It’s been quite hard to avoid the headlines about rail fare rises recently. ‘Rail fares to go up by 37%’, ‘Passenger anger as rail fares rise by 13%’ and ‘Protest urged as rail fares rise’ are just a few from the mix.
We’ve covered the issue of rail increases quite extensively here on Which? Convo too, so apologies for bringing it up again, but now the prices have actually changed and you’ve had to dig deep, we’re interested to see how they’re really affecting people.
Personally, I had a bit of a shock when I renewed my monthly Oyster card a few days ago. Every January I notice a difference, but this year seemed like a bigger kick in the teeth than usual.

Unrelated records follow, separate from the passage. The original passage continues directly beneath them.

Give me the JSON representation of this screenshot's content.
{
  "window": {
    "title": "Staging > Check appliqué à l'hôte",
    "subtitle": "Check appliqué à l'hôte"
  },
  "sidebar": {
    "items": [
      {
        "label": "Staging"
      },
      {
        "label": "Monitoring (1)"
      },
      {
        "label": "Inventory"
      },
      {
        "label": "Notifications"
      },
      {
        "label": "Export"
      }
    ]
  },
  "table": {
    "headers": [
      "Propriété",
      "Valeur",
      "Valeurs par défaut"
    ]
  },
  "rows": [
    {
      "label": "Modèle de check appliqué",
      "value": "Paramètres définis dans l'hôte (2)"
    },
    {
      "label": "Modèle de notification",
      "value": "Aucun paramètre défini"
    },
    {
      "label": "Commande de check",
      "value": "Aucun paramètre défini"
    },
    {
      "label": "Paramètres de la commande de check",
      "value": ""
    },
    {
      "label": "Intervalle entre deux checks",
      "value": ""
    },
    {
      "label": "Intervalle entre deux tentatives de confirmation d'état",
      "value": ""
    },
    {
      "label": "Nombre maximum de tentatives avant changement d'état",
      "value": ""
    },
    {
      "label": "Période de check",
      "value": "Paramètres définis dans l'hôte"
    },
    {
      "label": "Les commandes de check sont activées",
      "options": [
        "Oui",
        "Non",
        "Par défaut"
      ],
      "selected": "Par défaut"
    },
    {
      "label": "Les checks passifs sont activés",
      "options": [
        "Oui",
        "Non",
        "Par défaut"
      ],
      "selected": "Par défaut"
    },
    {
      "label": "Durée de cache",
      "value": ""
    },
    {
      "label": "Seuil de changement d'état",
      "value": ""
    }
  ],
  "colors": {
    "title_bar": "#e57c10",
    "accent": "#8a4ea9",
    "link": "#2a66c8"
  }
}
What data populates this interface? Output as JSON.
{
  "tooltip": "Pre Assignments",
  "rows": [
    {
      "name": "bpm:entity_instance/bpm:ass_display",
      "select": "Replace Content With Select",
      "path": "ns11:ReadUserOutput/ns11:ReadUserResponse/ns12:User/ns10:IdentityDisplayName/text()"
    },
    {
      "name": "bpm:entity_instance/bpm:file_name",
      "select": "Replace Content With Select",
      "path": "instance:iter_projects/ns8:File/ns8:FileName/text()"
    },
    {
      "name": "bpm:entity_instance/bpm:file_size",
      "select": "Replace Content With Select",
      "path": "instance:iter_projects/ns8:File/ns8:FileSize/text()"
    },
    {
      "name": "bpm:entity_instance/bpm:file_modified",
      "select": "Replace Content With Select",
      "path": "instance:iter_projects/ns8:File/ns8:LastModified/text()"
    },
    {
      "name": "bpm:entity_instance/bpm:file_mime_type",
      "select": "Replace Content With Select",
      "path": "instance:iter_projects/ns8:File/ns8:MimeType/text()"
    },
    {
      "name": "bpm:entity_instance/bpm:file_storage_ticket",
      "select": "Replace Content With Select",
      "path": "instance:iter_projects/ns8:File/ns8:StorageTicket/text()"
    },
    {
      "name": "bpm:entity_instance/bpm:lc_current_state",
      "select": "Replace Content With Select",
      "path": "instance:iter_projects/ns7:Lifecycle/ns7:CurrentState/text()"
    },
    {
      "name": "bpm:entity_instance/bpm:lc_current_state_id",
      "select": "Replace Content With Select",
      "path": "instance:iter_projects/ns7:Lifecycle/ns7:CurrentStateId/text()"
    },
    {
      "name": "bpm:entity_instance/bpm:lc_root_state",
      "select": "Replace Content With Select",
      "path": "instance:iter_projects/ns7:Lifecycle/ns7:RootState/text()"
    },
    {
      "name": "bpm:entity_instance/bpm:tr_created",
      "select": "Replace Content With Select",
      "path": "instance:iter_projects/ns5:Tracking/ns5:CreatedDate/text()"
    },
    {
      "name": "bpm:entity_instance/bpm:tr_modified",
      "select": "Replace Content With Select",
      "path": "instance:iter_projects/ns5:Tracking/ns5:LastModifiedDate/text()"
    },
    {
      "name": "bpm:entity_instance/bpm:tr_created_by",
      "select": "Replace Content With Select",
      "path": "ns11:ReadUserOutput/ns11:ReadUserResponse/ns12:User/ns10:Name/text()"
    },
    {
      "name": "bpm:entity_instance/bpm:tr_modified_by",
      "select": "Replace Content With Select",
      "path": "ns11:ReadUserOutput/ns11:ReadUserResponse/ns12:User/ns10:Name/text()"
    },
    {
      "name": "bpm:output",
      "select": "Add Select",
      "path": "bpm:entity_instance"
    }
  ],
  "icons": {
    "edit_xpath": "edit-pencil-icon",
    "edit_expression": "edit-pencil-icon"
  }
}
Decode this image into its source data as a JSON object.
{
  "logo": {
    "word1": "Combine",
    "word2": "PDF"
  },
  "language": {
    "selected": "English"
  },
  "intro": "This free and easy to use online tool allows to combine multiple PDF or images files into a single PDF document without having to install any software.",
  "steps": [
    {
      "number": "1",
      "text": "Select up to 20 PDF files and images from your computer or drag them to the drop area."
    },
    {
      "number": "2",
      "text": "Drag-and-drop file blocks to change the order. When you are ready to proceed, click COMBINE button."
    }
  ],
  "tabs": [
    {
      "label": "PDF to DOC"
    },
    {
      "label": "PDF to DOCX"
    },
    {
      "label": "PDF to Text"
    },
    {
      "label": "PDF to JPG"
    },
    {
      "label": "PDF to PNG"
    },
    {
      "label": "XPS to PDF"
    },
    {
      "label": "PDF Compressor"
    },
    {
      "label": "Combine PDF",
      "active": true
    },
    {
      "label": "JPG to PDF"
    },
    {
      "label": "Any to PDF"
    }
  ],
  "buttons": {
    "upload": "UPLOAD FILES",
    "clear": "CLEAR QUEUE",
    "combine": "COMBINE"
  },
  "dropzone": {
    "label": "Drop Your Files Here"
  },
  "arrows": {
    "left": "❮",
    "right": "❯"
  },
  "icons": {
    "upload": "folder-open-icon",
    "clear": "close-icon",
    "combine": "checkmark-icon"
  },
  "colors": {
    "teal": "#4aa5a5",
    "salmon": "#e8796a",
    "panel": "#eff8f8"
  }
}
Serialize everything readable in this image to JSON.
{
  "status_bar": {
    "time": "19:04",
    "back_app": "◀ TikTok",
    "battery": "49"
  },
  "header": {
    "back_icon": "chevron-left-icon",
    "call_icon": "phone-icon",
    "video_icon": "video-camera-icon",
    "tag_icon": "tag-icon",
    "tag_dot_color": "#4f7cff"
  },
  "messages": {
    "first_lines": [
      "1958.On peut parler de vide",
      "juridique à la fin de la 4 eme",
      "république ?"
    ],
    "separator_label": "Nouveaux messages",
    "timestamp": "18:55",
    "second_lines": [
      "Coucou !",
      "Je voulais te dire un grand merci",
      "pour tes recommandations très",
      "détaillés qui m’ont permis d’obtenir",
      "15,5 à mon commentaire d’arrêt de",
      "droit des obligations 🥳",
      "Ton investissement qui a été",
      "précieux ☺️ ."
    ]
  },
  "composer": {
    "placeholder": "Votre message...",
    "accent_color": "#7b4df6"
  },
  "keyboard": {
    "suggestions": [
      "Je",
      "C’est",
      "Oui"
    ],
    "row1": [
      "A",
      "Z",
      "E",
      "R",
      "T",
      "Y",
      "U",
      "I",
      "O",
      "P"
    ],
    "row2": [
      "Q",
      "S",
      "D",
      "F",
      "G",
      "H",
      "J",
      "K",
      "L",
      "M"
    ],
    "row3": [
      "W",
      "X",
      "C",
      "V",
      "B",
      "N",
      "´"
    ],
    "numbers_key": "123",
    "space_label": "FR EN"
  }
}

‘That’ll be a hundred and six pounds,’ declared the man at the ticket office. Sorry? I don’t know if it was the leap up to three figures (it was previously £99.10) or the cost itself, but either way I felt fleeced.
Rail price rises round the country
But my 6.5% increase is close to the 6.2% average and even looks small in comparison with other price changes throughout the UK.
Kent commuters must be seething. They’re reportedly paying £586 more for a season ticket from Tonbridge to London – a rise of nearly 12.7%. Some fares are going up even more, with the cost of an anytime direct return from Aberdeen to Cardiff set to rise 9.7%, from £321 to £352.
So are all these increases fair? They certainly don’t feel it as you purchase your ticket, but the chief executive of the Association of Train Operating Companies, Michael Roberts, is quick to defend them. He says the rises will lead to ‘more trains and better services’ – I guess we’ll just have to grudgingly pay up and see.